Now, a group of human rights organizations presented a disciplinary complaint to the Office of the Prosecutor against the Minister of Defense and the high command of the police in Bogotá. They argue that they should be suspended from their posts because they would have breached their duties or went too far in giving orders. “We come in an ascent of serious violations of different nature by the National Police,” said Reinaldo Villalba, from the José Alvear Restrepo Lawyers Collective. According to this lawyer, the abuses range from the indiscriminate use of lethal weapons against civilians; use of potentially lethal weapons (handguns taser) irregularly; indiscriminate use of a figure called transfer for protection to police stations; and concealment of identity and emblems that identify them as Police officers.

Police violence is historical in Colombia. However, in the opinion of Mauricio Albarracín, deputy director of the human rights NGO, Dejusticia, there are two facts that serve as context to understand the current situation: first, the appearance, in 2016, of a new Police code, which gave powers to its members such as the transfer by procedure that, “in practice, resulted in the Police having more powers to arrest.” The second, the protests of 2019 that supposed a break due to the magnitude of the people who took to the streets and also, due to the response of the authorities with stun guns. “This is how we come to today. The particular thing is that people protested directly against the Police and in a decentralized manner in the Immediate Attention Commands (CAI) in their neighborhoods. The other variation is the shooting of protesters, that is unprecedented and very serious, ”says Albarracín.

Another peculiarity is the growing attacks on journalists. “We have observed that since the protests of 2019 to date there is a turning point, there is a more aggressive behavior on the part of the Police towards the journalists they are covering. In other protests, such as the 2013 agrarian strike, excessive force and illegal police practices were not seen as widespread, “says Jonathan Bock, deputy director of the Federation for Freedom of the Press (FLIP). In the last hours there were 6 attacks on the press.

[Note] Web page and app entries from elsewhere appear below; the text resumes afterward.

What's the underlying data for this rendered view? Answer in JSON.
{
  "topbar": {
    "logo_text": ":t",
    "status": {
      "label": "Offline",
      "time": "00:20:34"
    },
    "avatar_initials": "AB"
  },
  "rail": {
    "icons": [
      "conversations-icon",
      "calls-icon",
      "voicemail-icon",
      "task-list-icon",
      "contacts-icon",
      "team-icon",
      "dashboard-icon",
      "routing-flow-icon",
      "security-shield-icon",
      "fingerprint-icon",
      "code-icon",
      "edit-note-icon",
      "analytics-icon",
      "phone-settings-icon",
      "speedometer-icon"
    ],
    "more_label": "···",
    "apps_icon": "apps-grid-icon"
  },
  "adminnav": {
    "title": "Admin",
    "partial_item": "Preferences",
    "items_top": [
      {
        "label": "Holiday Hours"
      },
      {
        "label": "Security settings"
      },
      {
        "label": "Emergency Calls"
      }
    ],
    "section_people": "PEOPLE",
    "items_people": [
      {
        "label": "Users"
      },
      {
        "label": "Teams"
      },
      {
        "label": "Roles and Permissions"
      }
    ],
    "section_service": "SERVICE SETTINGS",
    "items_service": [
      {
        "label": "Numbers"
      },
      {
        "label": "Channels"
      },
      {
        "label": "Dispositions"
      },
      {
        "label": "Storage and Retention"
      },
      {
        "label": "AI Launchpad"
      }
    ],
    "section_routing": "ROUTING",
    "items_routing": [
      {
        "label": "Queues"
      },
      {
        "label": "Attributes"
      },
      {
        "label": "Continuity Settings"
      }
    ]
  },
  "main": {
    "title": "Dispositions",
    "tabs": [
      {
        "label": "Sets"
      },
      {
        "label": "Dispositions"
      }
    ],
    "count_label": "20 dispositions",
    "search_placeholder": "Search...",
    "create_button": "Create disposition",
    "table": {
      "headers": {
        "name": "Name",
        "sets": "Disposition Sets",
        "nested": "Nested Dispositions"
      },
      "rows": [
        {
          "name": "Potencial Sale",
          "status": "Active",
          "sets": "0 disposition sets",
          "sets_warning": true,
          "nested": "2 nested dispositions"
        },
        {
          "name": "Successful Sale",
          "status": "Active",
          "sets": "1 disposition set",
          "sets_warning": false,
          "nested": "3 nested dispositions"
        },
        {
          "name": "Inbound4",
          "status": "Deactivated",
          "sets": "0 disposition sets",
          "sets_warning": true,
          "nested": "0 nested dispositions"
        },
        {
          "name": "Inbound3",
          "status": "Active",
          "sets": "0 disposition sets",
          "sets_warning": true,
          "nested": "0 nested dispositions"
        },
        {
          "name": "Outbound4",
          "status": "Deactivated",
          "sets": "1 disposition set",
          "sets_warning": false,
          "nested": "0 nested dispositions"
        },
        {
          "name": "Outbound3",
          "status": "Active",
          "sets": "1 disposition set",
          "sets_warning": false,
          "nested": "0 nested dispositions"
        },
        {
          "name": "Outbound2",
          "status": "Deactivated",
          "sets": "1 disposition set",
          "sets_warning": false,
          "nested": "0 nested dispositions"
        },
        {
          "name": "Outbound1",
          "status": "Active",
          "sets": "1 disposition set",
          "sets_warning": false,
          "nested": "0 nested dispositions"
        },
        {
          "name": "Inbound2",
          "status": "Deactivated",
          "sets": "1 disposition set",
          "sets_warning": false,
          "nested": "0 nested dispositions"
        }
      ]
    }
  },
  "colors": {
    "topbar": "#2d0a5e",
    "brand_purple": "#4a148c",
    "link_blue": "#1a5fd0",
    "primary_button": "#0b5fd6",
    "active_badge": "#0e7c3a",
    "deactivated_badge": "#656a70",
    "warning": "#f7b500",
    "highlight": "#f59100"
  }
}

The national government and the police have said that they are advancing reforms and changes in the training of the uniformed men and that five policemen have already been suspended from their positions due to the lawyer’s investigation. About the 14 civilians killed, Gustavo Moreno, commander in charge of the Police, said that they did not order to shoot “absolutely anyone”, that they are reviewing the videos and that there are “decisions that are taken individually” to refer to the actions of the police officers.

While the Minister of Defense, Carlos Holmes Trujillo assures that there are criminal hands, coordination behind the protests and “a criminal pattern of perpetrators, destruction and incitators”; President Duque, who is the commander of the Police throughout the country, receives criticism for responding with more military personnel in the streets and ensuring that the Police act in a “gallant” manner. But the mayor does not escape them either. For some sectors, its strict measures to stop the coronavirus pandemic generated a repressive state environment that strained the already quite broken relations between the Police and citizens.